- YOUR OBJECTIVE:
Whenever a line in the material below contains "data", copy that line.

-=-=-

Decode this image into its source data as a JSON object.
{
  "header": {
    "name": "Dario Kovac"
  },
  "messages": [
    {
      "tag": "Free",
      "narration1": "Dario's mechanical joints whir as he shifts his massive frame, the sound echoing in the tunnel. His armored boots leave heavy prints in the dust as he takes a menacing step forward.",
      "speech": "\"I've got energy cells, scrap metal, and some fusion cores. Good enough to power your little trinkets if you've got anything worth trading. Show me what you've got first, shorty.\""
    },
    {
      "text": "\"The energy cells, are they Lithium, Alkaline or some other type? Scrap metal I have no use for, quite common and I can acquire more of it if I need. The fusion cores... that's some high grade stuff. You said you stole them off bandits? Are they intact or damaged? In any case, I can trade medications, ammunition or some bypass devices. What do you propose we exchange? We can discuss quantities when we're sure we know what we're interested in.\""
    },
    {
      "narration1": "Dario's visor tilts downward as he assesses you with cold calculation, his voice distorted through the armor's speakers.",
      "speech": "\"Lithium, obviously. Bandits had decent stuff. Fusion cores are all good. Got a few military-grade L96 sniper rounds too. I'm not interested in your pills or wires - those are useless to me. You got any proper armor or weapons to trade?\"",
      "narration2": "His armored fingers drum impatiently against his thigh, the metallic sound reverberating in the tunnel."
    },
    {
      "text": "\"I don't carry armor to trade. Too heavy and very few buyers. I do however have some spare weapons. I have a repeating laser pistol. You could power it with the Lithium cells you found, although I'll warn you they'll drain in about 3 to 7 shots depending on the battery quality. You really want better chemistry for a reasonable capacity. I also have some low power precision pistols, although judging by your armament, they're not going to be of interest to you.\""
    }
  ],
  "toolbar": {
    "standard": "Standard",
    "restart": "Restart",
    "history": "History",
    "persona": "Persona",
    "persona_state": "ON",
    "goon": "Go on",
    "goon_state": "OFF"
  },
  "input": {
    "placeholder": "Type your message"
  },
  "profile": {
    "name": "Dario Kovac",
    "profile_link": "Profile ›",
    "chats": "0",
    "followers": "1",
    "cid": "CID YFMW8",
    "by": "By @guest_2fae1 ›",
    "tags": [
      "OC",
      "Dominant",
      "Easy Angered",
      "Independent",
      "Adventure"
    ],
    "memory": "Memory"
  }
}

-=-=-

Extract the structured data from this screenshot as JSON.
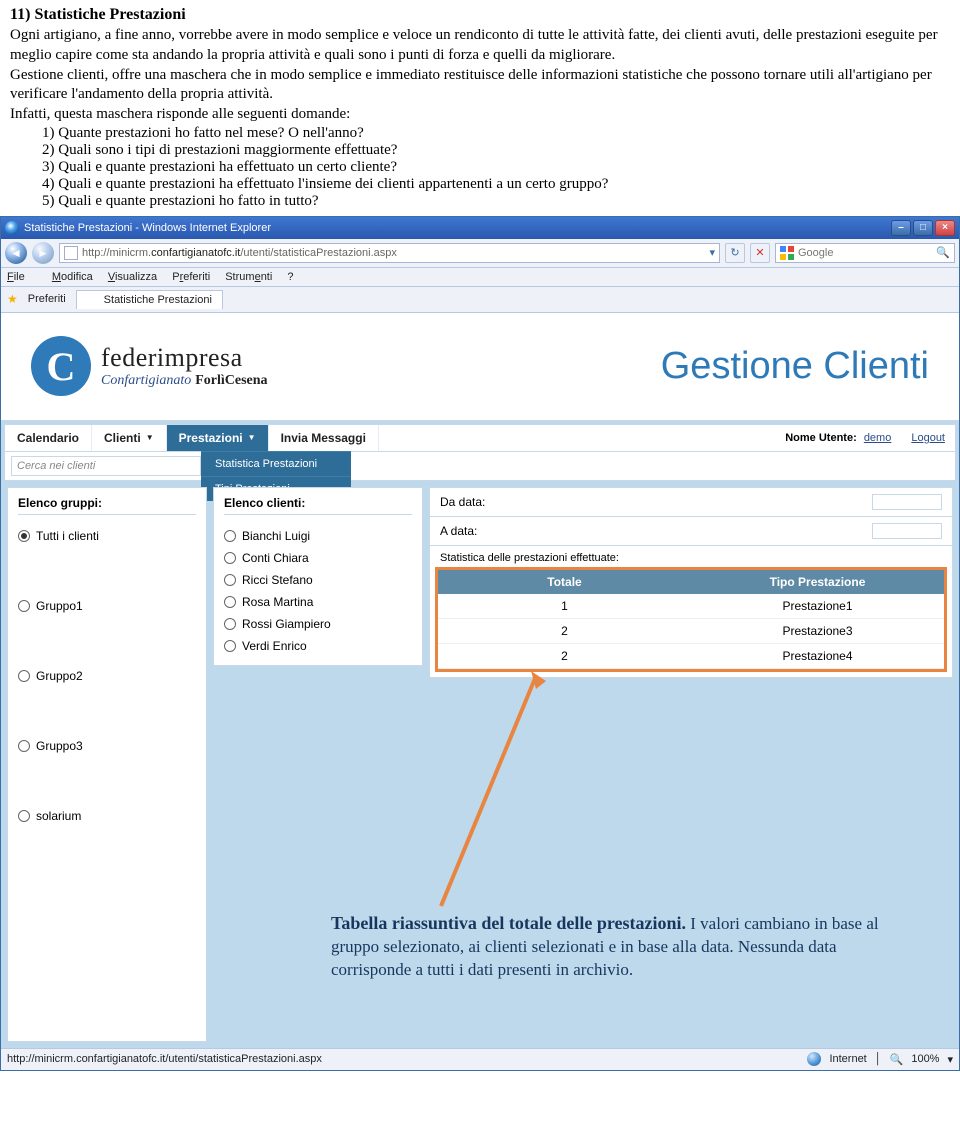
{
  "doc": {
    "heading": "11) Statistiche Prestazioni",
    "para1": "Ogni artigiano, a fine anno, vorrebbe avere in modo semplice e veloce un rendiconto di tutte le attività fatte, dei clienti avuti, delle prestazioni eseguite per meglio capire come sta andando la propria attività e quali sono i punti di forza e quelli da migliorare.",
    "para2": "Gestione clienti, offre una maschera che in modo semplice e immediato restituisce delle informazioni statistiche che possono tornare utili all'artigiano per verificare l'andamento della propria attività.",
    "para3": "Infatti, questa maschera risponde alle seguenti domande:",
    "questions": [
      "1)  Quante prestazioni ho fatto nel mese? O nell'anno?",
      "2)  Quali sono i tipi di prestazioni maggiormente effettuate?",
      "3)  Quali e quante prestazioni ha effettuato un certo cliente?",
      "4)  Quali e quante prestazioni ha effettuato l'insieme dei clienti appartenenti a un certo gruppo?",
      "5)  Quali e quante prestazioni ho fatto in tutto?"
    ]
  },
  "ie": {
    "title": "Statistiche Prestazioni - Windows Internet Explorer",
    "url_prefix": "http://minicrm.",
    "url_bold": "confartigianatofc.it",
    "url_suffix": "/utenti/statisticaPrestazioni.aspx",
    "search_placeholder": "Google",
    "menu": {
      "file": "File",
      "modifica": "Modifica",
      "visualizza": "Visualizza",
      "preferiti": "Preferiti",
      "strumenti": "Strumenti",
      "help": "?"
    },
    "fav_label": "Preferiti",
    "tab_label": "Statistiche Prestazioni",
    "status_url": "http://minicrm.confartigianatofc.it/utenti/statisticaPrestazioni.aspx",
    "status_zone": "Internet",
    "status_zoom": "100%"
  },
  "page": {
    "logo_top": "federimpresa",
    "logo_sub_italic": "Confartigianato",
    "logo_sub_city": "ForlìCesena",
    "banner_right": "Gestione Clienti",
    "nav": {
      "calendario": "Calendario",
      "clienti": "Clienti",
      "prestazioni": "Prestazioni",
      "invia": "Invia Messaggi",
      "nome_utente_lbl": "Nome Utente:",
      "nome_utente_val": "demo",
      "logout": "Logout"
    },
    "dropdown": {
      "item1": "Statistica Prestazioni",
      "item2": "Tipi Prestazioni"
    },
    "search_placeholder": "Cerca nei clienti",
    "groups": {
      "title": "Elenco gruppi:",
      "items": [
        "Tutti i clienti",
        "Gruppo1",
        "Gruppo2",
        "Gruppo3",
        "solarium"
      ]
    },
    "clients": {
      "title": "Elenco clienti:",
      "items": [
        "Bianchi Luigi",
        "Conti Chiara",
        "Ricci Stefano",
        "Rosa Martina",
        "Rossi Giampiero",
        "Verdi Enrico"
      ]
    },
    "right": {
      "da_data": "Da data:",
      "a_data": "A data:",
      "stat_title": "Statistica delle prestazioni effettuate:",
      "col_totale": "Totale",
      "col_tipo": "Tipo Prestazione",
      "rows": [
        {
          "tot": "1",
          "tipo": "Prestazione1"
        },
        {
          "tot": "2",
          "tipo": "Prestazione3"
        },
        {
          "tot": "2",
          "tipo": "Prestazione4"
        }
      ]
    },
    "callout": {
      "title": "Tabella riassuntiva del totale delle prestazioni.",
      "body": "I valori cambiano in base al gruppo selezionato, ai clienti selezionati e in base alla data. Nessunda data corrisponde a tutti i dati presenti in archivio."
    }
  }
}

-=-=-

- RESULT BELOW:
Decode this image into its source data as a JSON object.
Extract the structured data from this screenshot as JSON.
      "da_data": "Da data:",
      "a_data": "A data:",
      "body": "I valori cambiano in base al gruppo selezionato, ai clienti selezionati e in base alla data. Nessunda data corrisponde a tutti i dati presenti in archivio."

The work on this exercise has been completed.